## WORK TO COMPLETE:
An unchanged copy of all the lines below is expected, and it should contain no pictures.

## EXCERPTED RECORDS:
┌──
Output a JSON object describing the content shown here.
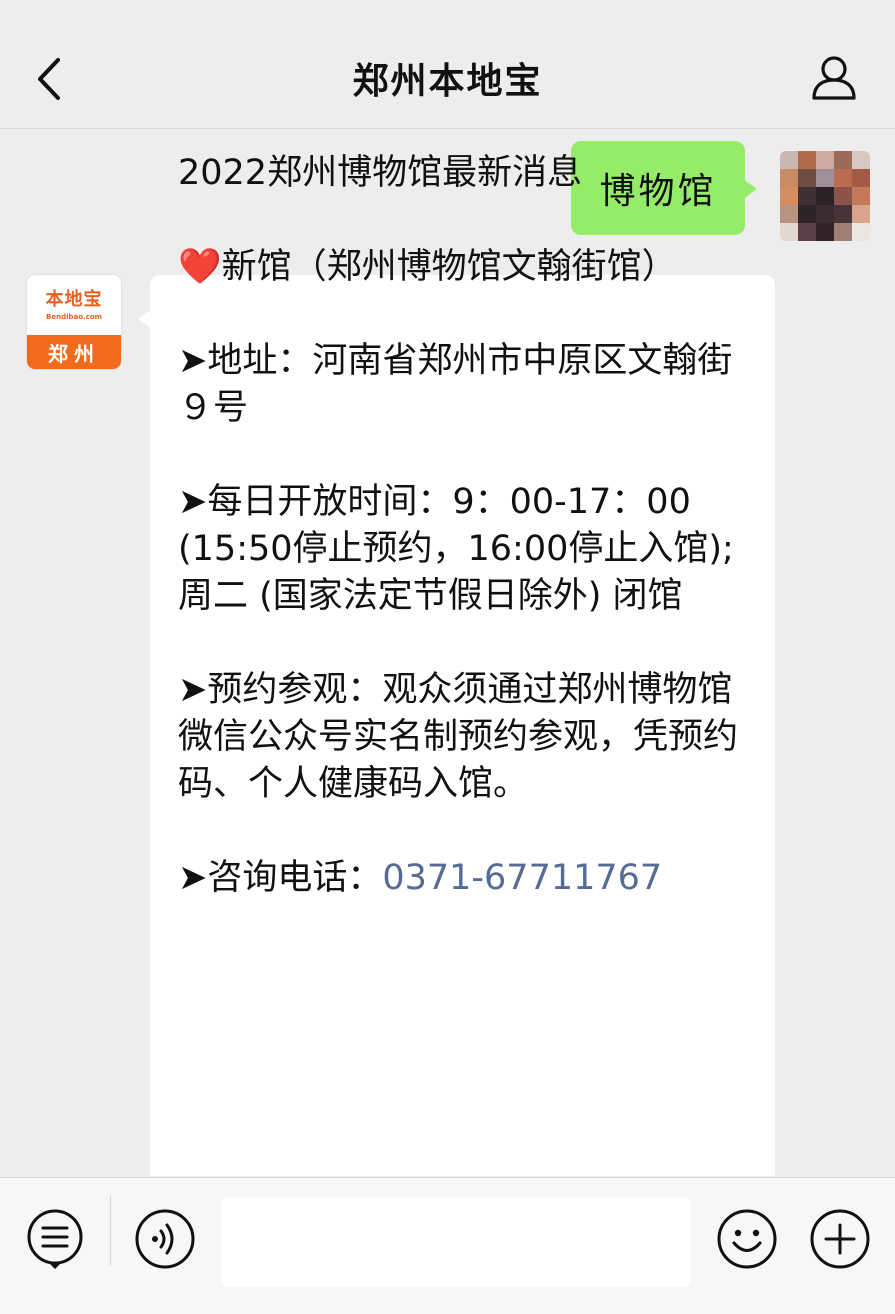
{
  "header": {
    "title": "郑州本地宝",
    "back_icon": "chevron-left-icon",
    "profile_icon": "person-icon"
  },
  "chat": {
    "user_message": "博物馆",
    "bot_avatar": {
      "logo_text": "本地宝",
      "logo_sub": "Bendibao.com",
      "city": "郑州"
    },
    "bot_message": {
      "title": "2022郑州博物馆最新消息",
      "heart": "❤️",
      "venue": "新馆（郑州博物馆文翰街馆）",
      "address": "➤地址：河南省郑州市中原区文翰街９号",
      "hours": "➤每日开放时间：9：00-17：00 (15:50停止预约，16:00停止入馆);周二 (国家法定节假日除外) 闭馆",
      "reservation": "➤预约参观：观众须通过郑州博物馆微信公众号实名制预约参观，凭预约码、个人健康码入馆。",
      "phone_label": "➤咨询电话：",
      "phone_number": "0371-67711767"
    }
  },
  "inputbar": {
    "menu_icon": "menu-list-icon",
    "voice_icon": "voice-icon",
    "emoji_icon": "smiley-icon",
    "add_icon": "plus-circle-icon",
    "input_value": ""
  },
  "colors": {
    "background": "#ededed",
    "user_bubble": "#95ec69",
    "bot_bubble": "#ffffff",
    "phone_link": "#566b95",
    "brand_orange": "#f26a1b"
  }
}
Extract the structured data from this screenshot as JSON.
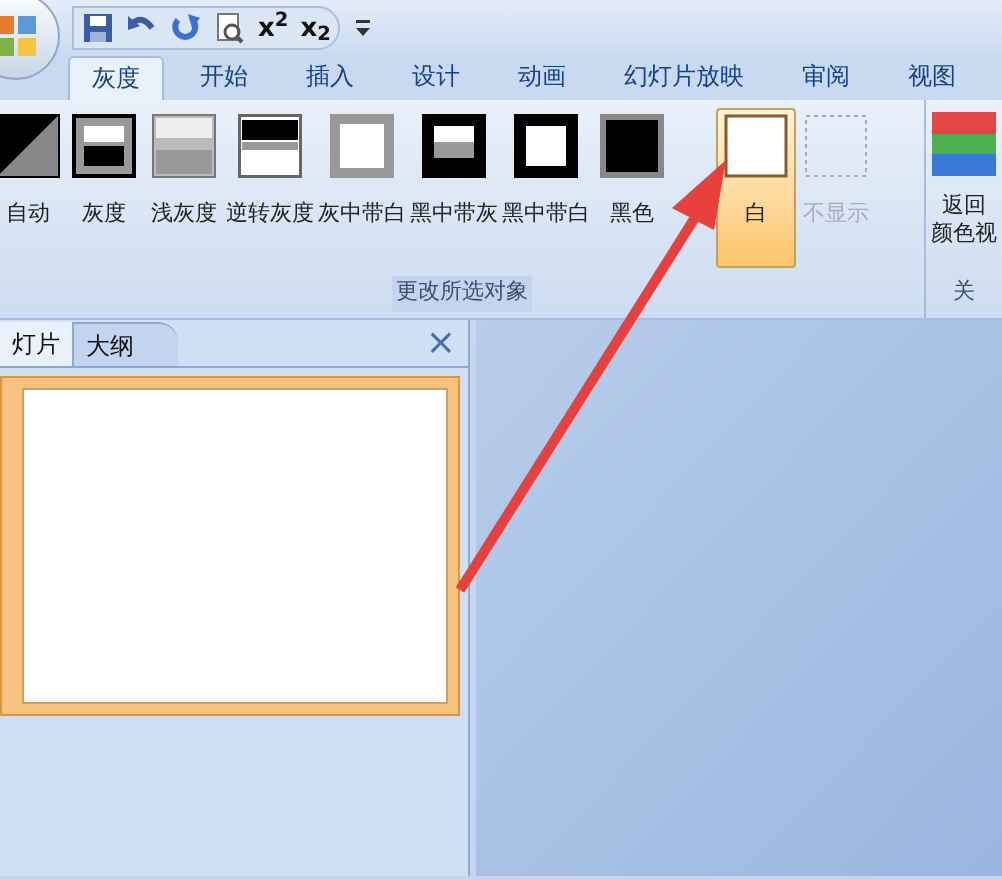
{
  "quick_access": [
    {
      "kind": "save"
    },
    {
      "kind": "undo"
    },
    {
      "kind": "redo"
    },
    {
      "kind": "preview"
    },
    {
      "kind": "text",
      "label": "x$^{2}$"
    },
    {
      "kind": "text",
      "label": "x$_{2}$"
    }
  ],
  "tabs": [
    {
      "label": "灰度",
      "selected": true
    },
    {
      "label": "开始",
      "selected": false
    },
    {
      "label": "插入",
      "selected": false
    },
    {
      "label": "设计",
      "selected": false
    },
    {
      "label": "动画",
      "selected": false
    },
    {
      "label": "幻灯片放映",
      "selected": false
    },
    {
      "label": "审阅",
      "selected": false
    },
    {
      "label": "视图",
      "selected": false
    }
  ],
  "ribbon": {
    "group_label": "更改所选对象",
    "buttons": [
      {
        "kind": "auto",
        "label": "自动",
        "selected": false,
        "disabled": false
      },
      {
        "kind": "grayscale",
        "label": "灰度",
        "selected": false,
        "disabled": false
      },
      {
        "kind": "light",
        "label": "浅灰度",
        "selected": false,
        "disabled": false
      },
      {
        "kind": "inverse",
        "label": "逆转灰度",
        "selected": false,
        "disabled": false
      },
      {
        "kind": "gray_white",
        "label": "灰中带白",
        "selected": false,
        "disabled": false
      },
      {
        "kind": "black_gray",
        "label": "黑中带灰",
        "selected": false,
        "disabled": false
      },
      {
        "kind": "black_white",
        "label": "黑中带白",
        "selected": false,
        "disabled": false
      },
      {
        "kind": "black",
        "label": "黑色",
        "selected": false,
        "disabled": false
      },
      {
        "kind": "white",
        "label": "白",
        "selected": true,
        "disabled": false
      },
      {
        "kind": "none",
        "label": "不显示",
        "selected": false,
        "disabled": true
      }
    ],
    "close_group": {
      "button_lines": [
        "返回",
        "颜色视"
      ],
      "group_label": "关"
    }
  },
  "pane": {
    "tabs": [
      {
        "label": "灯片",
        "selected": true
      },
      {
        "label": "大纲",
        "selected": false
      }
    ],
    "close": "×"
  }
}
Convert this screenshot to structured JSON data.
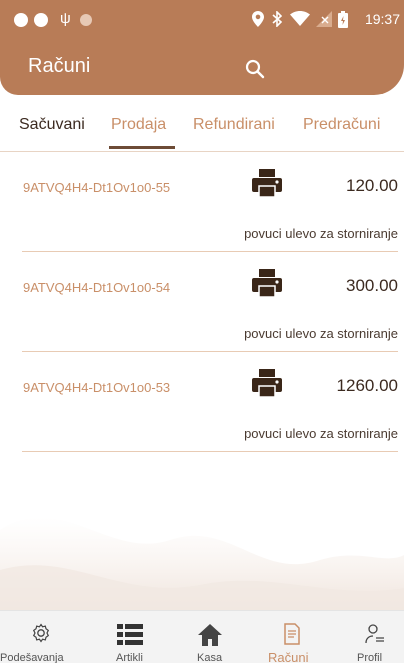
{
  "status_bar": {
    "time": "19:37"
  },
  "app": {
    "title": "Računi"
  },
  "tabs": [
    {
      "label": "Sačuvani"
    },
    {
      "label": "Prodaja"
    },
    {
      "label": "Refundirani"
    },
    {
      "label": "Predračuni"
    }
  ],
  "receipts": [
    {
      "code": "9ATVQ4H4-Dt1Ov1o0-55",
      "amount": "120.00",
      "hint": "povuci ulevo za storniranje"
    },
    {
      "code": "9ATVQ4H4-Dt1Ov1o0-54",
      "amount": "300.00",
      "hint": "povuci ulevo za storniranje"
    },
    {
      "code": "9ATVQ4H4-Dt1Ov1o0-53",
      "amount": "1260.00",
      "hint": "povuci ulevo za storniranje"
    }
  ],
  "bottom_nav": [
    {
      "label": "Podešavanja",
      "icon": "gear-icon"
    },
    {
      "label": "Artikli",
      "icon": "list-icon"
    },
    {
      "label": "Kasa",
      "icon": "home-icon"
    },
    {
      "label": "Računi",
      "icon": "receipt-icon"
    },
    {
      "label": "Profil",
      "icon": "profile-icon"
    }
  ],
  "colors": {
    "header": "#b87c57",
    "accent": "#c98f68",
    "printer": "#3a2618"
  }
}
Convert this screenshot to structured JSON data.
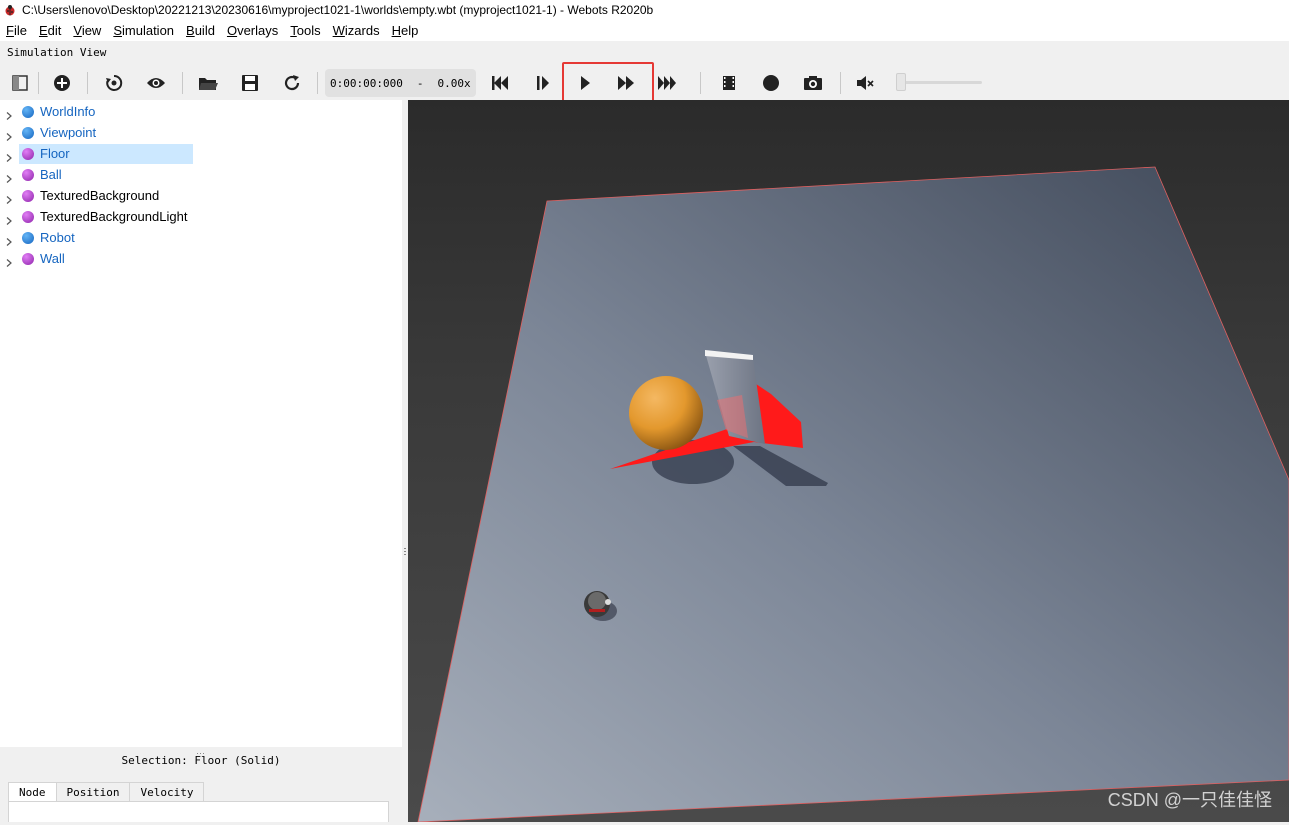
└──
## ANSWER:
Output a JSON object describing the content shown here.
{
  "header": {
    "title": "郑州本地宝",
    "back_icon": "chevron-left-icon",
    "profile_icon": "person-icon"
  },
  "chat": {
    "user_message": "博物馆",
    "bot_avatar": {
      "logo_text": "本地宝",
      "logo_sub": "Bendibao.com",
      "city": "郑州"
    },
    "bot_message": {
      "title": "2022郑州博物馆最新消息",
      "heart": "❤️",
      "venue": "新馆（郑州博物馆文翰街馆）",
      "address": "➤地址：河南省郑州市中原区文翰街９号",
      "hours": "➤每日开放时间：9：00-17：00 (15:50停止预约，16:00停止入馆);周二 (国家法定节假日除外) 闭馆",
      "reservation": "➤预约参观：观众须通过郑州博物馆微信公众号实名制预约参观，凭预约码、个人健康码入馆。",
      "phone_label": "➤咨询电话：",
      "phone_number": "0371-67711767"
    }
  },
  "inputbar": {
    "menu_icon": "menu-list-icon",
    "voice_icon": "voice-icon",
    "emoji_icon": "smiley-icon",
    "add_icon": "plus-circle-icon",
    "input_value": ""
  },
  "colors": {
    "background": "#ededed",
    "user_bubble": "#95ec69",
    "bot_bubble": "#ffffff",
    "phone_link": "#566b95",
    "brand_orange": "#f26a1b"
  }
}
Extract the structured data from this screenshot as JSON.
{
  "quick_access": [
    {
      "kind": "save"
    },
    {
      "kind": "undo"
    },
    {
      "kind": "redo"
    },
    {
      "kind": "preview"
    },
    {
      "kind": "text",
      "label": "x$^{2}$"
    },
    {
      "kind": "text",
      "label": "x$_{2}$"
    }
  ],
  "tabs": [
    {
      "label": "灰度",
      "selected": true
    },
    {
      "label": "开始",
      "selected": false
    },
    {
      "label": "插入",
      "selected": false
    },
    {
      "label": "设计",
      "selected": false
    },
    {
      "label": "动画",
      "selected": false
    },
    {
      "label": "幻灯片放映",
      "selected": false
    },
    {
      "label": "审阅",
      "selected": false
    },
    {
      "label": "视图",
      "selected": false
    }
  ],
  "ribbon": {
    "group_label": "更改所选对象",
    "buttons": [
      {
        "kind": "auto",
        "label": "自动",
        "selected": false,
        "disabled": false
      },
      {
        "kind": "grayscale",
        "label": "灰度",
        "selected": false,
        "disabled": false
      },
      {
        "kind": "light",
        "label": "浅灰度",
        "selected": false,
        "disabled": false
      },
      {
        "kind": "inverse",
        "label": "逆转灰度",
        "selected": false,
        "disabled": false
      },
      {
        "kind": "gray_white",
        "label": "灰中带白",
        "selected": false,
        "disabled": false
      },
      {
        "kind": "black_gray",
        "label": "黑中带灰",
        "selected": false,
        "disabled": false
      },
      {
        "kind": "black_white",
        "label": "黑中带白",
        "selected": false,
        "disabled": false
      },
      {
        "kind": "black",
        "label": "黑色",
        "selected": false,
        "disabled": false
      },
      {
        "kind": "white",
        "label": "白",
        "selected": true,
        "disabled": false
      },
      {
        "kind": "none",
        "label": "不显示",
        "selected": false,
        "disabled": true
      }
    ],
    "close_group": {
      "button_lines": [
        "返回",
        "颜色视"
      ],
      "group_label": "关"
    }
  },
  "pane": {
    "tabs": [
      {
        "label": "灯片",
        "selected": true
      },
      {
        "label": "大纲",
        "selected": false
      }
    ],
    "close": "×"
  }
}
Convert this screenshot to structured JSON data.
{
  "status_bar": {
    "time": "19:37"
  },
  "app": {
    "title": "Računi"
  },
  "tabs": [
    {
      "label": "Sačuvani"
    },
    {
      "label": "Prodaja"
    },
    {
      "label": "Refundirani"
    },
    {
      "label": "Predračuni"
    }
  ],
  "receipts": [
    {
      "code": "9ATVQ4H4-Dt1Ov1o0-55",
      "amount": "120.00",
      "hint": "povuci ulevo za storniranje"
    },
    {
      "code": "9ATVQ4H4-Dt1Ov1o0-54",
      "amount": "300.00",
      "hint": "povuci ulevo za storniranje"
    },
    {
      "code": "9ATVQ4H4-Dt1Ov1o0-53",
      "amount": "1260.00",
      "hint": "povuci ulevo za storniranje"
    }
  ],
  "bottom_nav": [
    {
      "label": "Podešavanja",
      "icon": "gear-icon"
    },
    {
      "label": "Artikli",
      "icon": "list-icon"
    },
    {
      "label": "Kasa",
      "icon": "home-icon"
    },
    {
      "label": "Računi",
      "icon": "receipt-icon"
    },
    {
      "label": "Profil",
      "icon": "profile-icon"
    }
  ],
  "colors": {
    "header": "#b87c57",
    "accent": "#c98f68",
    "printer": "#3a2618"
  }
}
Convert this screenshot to structured JSON data.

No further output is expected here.